By the end of 2013 ORCID had 111 member organizations and over 460,000 registrants. On 15 November 2014, ORCID announced the one-millionth registration, and on 20 November 2020 the ten-millionth registration. As of 2 August 2022[update], ORCID reported 1258 member organizations and 14,727,479 live accounts. The organizational members include many research institutions such as Caltech and Cornell University, and publishers such as Elsevier, Springer, Wiley and Nature Publishing Group. There are also commercial companies including Thomson Reuters, academic societies and funding bodies.
Grant-making bodies such as the Wellcome Trust (a charitable foundation) have also begun to mandate that applicants for funding provide an ORCID identifier.
In several countries, consortia, including government bodies as partners, are operating at a national level to implement ORCID. For example, in Italy, seventy universities and four research centres are collaborating under the auspices of the Conference of Italian University Rectors(CRUI) and the National Agency for the Evaluation of the University and Research Institutes (ANVUR), in a project implemented by Cineca, a not-for-profit consortium representing the universities, research institutions, and the Ministry of Education.
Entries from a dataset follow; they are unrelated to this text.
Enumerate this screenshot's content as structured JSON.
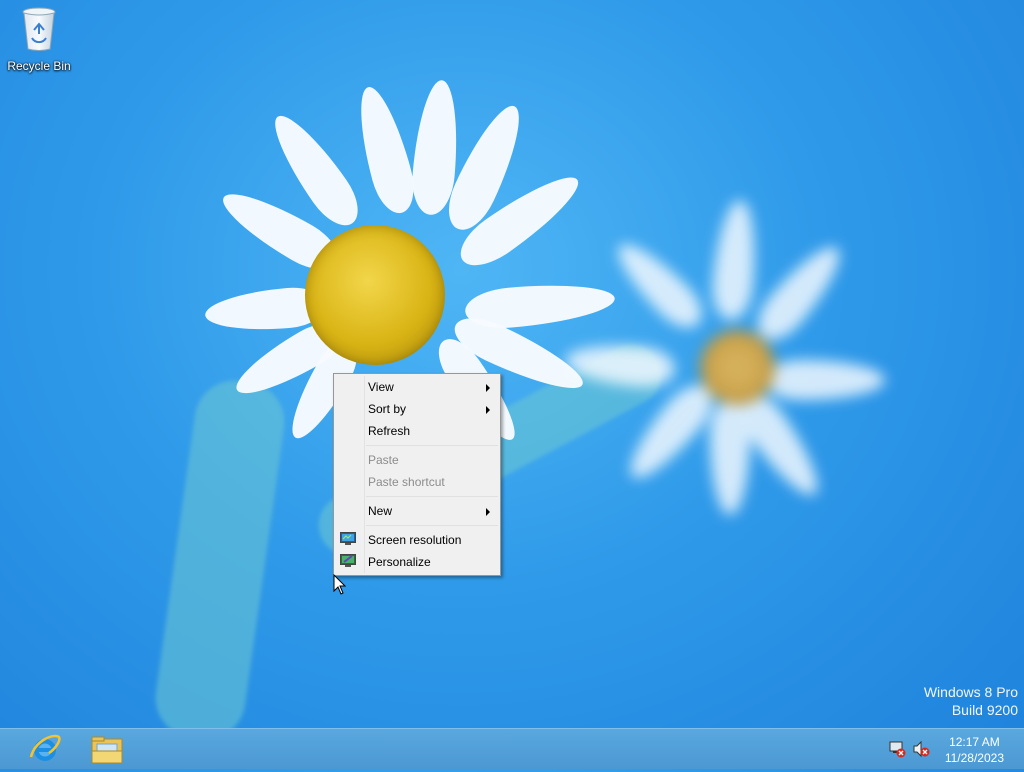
{
  "desktop": {
    "icons": [
      {
        "label": "Recycle Bin",
        "icon": "recycle-bin-icon"
      }
    ]
  },
  "context_menu": {
    "items": [
      {
        "label": "View",
        "submenu": true,
        "enabled": true
      },
      {
        "label": "Sort by",
        "submenu": true,
        "enabled": true
      },
      {
        "label": "Refresh",
        "submenu": false,
        "enabled": true
      },
      {
        "separator": true
      },
      {
        "label": "Paste",
        "submenu": false,
        "enabled": false
      },
      {
        "label": "Paste shortcut",
        "submenu": false,
        "enabled": false
      },
      {
        "separator": true
      },
      {
        "label": "New",
        "submenu": true,
        "enabled": true
      },
      {
        "separator": true
      },
      {
        "label": "Screen resolution",
        "icon": "screen-resolution-icon",
        "enabled": true
      },
      {
        "label": "Personalize",
        "icon": "personalize-icon",
        "enabled": true
      }
    ]
  },
  "watermark": {
    "line1": "Windows 8 Pro",
    "line2": "Build 9200"
  },
  "taskbar": {
    "pinned": [
      {
        "name": "internet-explorer-icon"
      },
      {
        "name": "file-explorer-icon"
      }
    ],
    "tray": {
      "icons": [
        "network-error-icon",
        "volume-muted-icon"
      ],
      "time": "12:17 AM",
      "date": "11/28/2023"
    }
  },
  "colors": {
    "desktop_bg": "#2f9ae9",
    "taskbar": "#4b98d3",
    "menu_bg": "#f0f0f0"
  }
}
In Australia, the government's National Health and Medical Research Council (NHMRC) and Australian Research Council (ARC) "encourage all researchers applying for funding to have an ORCID identifier". The French scientific article repository HAL is also inviting its users to enter their ORCID ID.
Both Wikipedia and Wikidata include pages with ORCID identifiers.
As of 2014 in addition to members and sponsors, journals, publishers, and other services have or had included ORCID in their workflows or databases. 2014 to 2016 some online services created tools for exporting data to, or importing data from, ORCID.
In October 2015, DataCite, Crossref and ORCID announced that the former organisations would update ORCID records, "when an ORCID identifier is found in newly registered DOI names".
Some ORCID data may also be retrieved as RDF/XML, RDF Turtle, XML or JSON. ORCID uses GitHub as its code repository.
((cite web)): CS1 maint: url-status (link).
ORCID also announced today that Thomson Reuters has provided ORCID with a perpetual license and royalty free use of ResearcherID code and intellectual property, giving ORCID the critical technology to create its system.[dead link]
It's official! 1M of you have an ORCID iD! We thank the community, and look forward to continued collaboration.
Josiah Carberry is a fictitious person.
|last=has generic name (help)